▶ WORK INSTRUCTIONS
Match the word "диалект". Return each line of the data below where it appears.
--------------------
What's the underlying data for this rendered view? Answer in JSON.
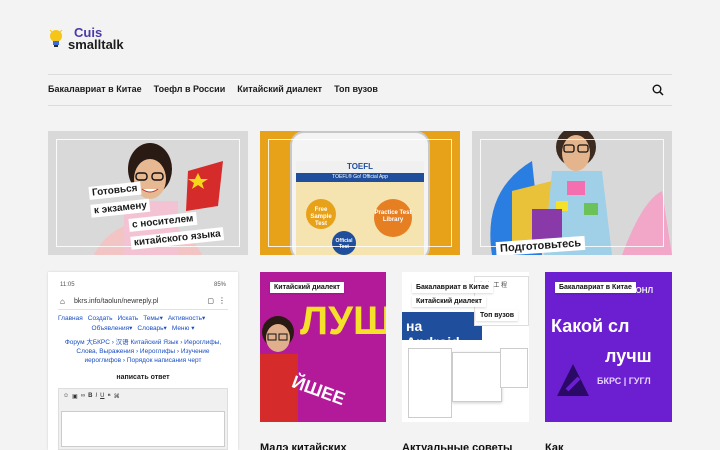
{
  "logo": {
    "line1": "Cuis",
    "line2": "smalltalk"
  },
  "nav": {
    "items": [
      "Бакалавриат в Китае",
      "Тоефл в России",
      "Китайский диалект",
      "Топ вузов"
    ]
  },
  "hero_cards": [
    {
      "caption_lines": [
        "Готовься",
        "к экзамену",
        "с носителем",
        "китайского языка"
      ]
    },
    {
      "app_title": "TOEFL",
      "app_subtitle": "TOEFL® Go! Official App",
      "bubbles": [
        "Free Sample Test",
        "Practice Test Library",
        "Official Test"
      ]
    },
    {
      "caption": "Подготовьтесь"
    }
  ],
  "phone_card": {
    "status_time": "11:05",
    "status_battery": "85%",
    "url": "bkrs.info/taolun/newreply.pl",
    "menu_row1": [
      "Главная",
      "Создать",
      "Искать",
      "Темы▾",
      "Активность▾"
    ],
    "menu_row2": [
      "Объявления▾",
      "Словарь▾",
      "Меню ▾"
    ],
    "breadcrumb": "Форум 大БКРС › 汉语 Китайский Язык › Иероглифы, Слова, Выражения › Иероглифы › Изучение иероглифов › Порядок написания черт",
    "reply_title": "написать ответ"
  },
  "small_cards": [
    {
      "badges": [
        "Китайский диалект"
      ],
      "image_text": "ЛУЧШ",
      "heading": "Малэ китайских"
    },
    {
      "badges": [
        "Бакалавриат в Китае",
        "Китайский диалект",
        "Топ вузов"
      ],
      "image_text": "на Android",
      "heading": "Актуальные советы"
    },
    {
      "badges": [
        "Бакалавриат в Китае"
      ],
      "image_text_top": "КИТАЙСКИЕ ОНЛ",
      "image_text_main": "Какой сл",
      "image_text_sub": "лучш",
      "image_text_brand": "БКРС | ГУГЛ",
      "heading": "Как"
    }
  ],
  "colors": {
    "accent": "#4a3aa8",
    "orange": "#e8a21a",
    "purple": "#6c1fd0",
    "magenta": "#c51fa8"
  }
}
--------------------
▶ REPLY TO THE EXERCISE
      "Китайский диалект",
        "Китайский диалект"
        "Китайский диалект",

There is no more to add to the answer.